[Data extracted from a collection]

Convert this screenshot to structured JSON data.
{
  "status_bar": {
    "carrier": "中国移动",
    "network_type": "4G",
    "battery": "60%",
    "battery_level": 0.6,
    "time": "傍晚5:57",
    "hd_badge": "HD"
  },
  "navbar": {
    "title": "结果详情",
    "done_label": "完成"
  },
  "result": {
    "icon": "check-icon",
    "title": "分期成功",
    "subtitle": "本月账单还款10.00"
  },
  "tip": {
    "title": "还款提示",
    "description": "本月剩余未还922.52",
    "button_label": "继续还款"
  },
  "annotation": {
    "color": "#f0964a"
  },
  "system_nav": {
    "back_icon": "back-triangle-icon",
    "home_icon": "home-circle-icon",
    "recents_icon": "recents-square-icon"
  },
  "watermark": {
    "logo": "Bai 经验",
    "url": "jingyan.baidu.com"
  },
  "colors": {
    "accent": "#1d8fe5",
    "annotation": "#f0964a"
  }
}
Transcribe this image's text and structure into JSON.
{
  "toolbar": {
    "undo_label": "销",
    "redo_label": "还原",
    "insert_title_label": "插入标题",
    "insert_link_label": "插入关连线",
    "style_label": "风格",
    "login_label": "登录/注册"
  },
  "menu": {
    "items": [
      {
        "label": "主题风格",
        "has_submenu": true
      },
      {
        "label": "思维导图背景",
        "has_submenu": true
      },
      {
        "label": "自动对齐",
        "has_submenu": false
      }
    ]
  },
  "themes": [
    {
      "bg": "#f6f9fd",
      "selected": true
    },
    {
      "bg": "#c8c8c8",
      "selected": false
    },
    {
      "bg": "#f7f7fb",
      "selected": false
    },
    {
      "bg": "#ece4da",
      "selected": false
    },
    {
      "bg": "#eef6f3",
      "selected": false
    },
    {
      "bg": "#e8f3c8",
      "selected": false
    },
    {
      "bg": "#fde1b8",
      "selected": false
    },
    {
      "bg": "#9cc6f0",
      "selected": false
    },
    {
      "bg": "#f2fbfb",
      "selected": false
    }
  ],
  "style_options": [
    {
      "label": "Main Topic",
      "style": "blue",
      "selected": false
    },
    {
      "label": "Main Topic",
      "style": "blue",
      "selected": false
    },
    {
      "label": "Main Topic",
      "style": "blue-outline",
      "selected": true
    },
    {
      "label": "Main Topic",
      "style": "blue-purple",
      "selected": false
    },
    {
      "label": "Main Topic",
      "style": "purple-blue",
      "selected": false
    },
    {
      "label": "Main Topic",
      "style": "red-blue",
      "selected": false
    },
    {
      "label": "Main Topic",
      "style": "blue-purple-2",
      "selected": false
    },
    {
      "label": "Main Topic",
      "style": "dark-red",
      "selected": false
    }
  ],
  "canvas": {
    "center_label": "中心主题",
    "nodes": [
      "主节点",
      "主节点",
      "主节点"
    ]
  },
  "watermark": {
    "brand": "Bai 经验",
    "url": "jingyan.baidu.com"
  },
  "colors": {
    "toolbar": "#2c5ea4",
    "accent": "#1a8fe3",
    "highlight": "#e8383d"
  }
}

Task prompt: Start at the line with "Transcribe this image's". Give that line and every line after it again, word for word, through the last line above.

Response for this exercise:
Transcribe this image's text and structure into JSON.
{
  "toolbar": {
    "undo_label": "销",
    "redo_label": "还原",
    "insert_title_label": "插入标题",
    "insert_link_label": "插入关连线",
    "style_label": "风格",
    "login_label": "登录/注册"
  },
  "menu": {
    "items": [
      {
        "label": "主题风格",
        "has_submenu": true
      },
      {
        "label": "思维导图背景",
        "has_submenu": true
      },
      {
        "label": "自动对齐",
        "has_submenu": false
      }
    ]
  },
  "themes": [
    {
      "bg": "#f6f9fd",
      "selected": true
    },
    {
      "bg": "#c8c8c8",
      "selected": false
    },
    {
      "bg": "#f7f7fb",
      "selected": false
    },
    {
      "bg": "#ece4da",
      "selected": false
    },
    {
      "bg": "#eef6f3",
      "selected": false
    },
    {
      "bg": "#e8f3c8",
      "selected": false
    },
    {
      "bg": "#fde1b8",
      "selected": false
    },
    {
      "bg": "#9cc6f0",
      "selected": false
    },
    {
      "bg": "#f2fbfb",
      "selected": false
    }
  ],
  "style_options": [
    {
      "label": "Main Topic",
      "style": "blue",
      "selected": false
    },
    {
      "label": "Main Topic",
      "style": "blue",
      "selected": false
    },
    {
      "label": "Main Topic",
      "style": "blue-outline",
      "selected": true
    },
    {
      "label": "Main Topic",
      "style": "blue-purple",
      "selected": false
    },
    {
      "label": "Main Topic",
      "style": "purple-blue",
      "selected": false
    },
    {
      "label": "Main Topic",
      "style": "red-blue",
      "selected": false
    },
    {
      "label": "Main Topic",
      "style": "blue-purple-2",
      "selected": false
    },
    {
      "label": "Main Topic",
      "style": "dark-red",
      "selected": false
    }
  ],
  "canvas": {
    "center_label": "中心主题",
    "nodes": [
      "主节点",
      "主节点",
      "主节点"
    ]
  },
  "watermark": {
    "brand": "Bai 经验",
    "url": "jingyan.baidu.com"
  },
  "colors": {
    "toolbar": "#2c5ea4",
    "accent": "#1a8fe3",
    "highlight": "#e8383d"
  }
}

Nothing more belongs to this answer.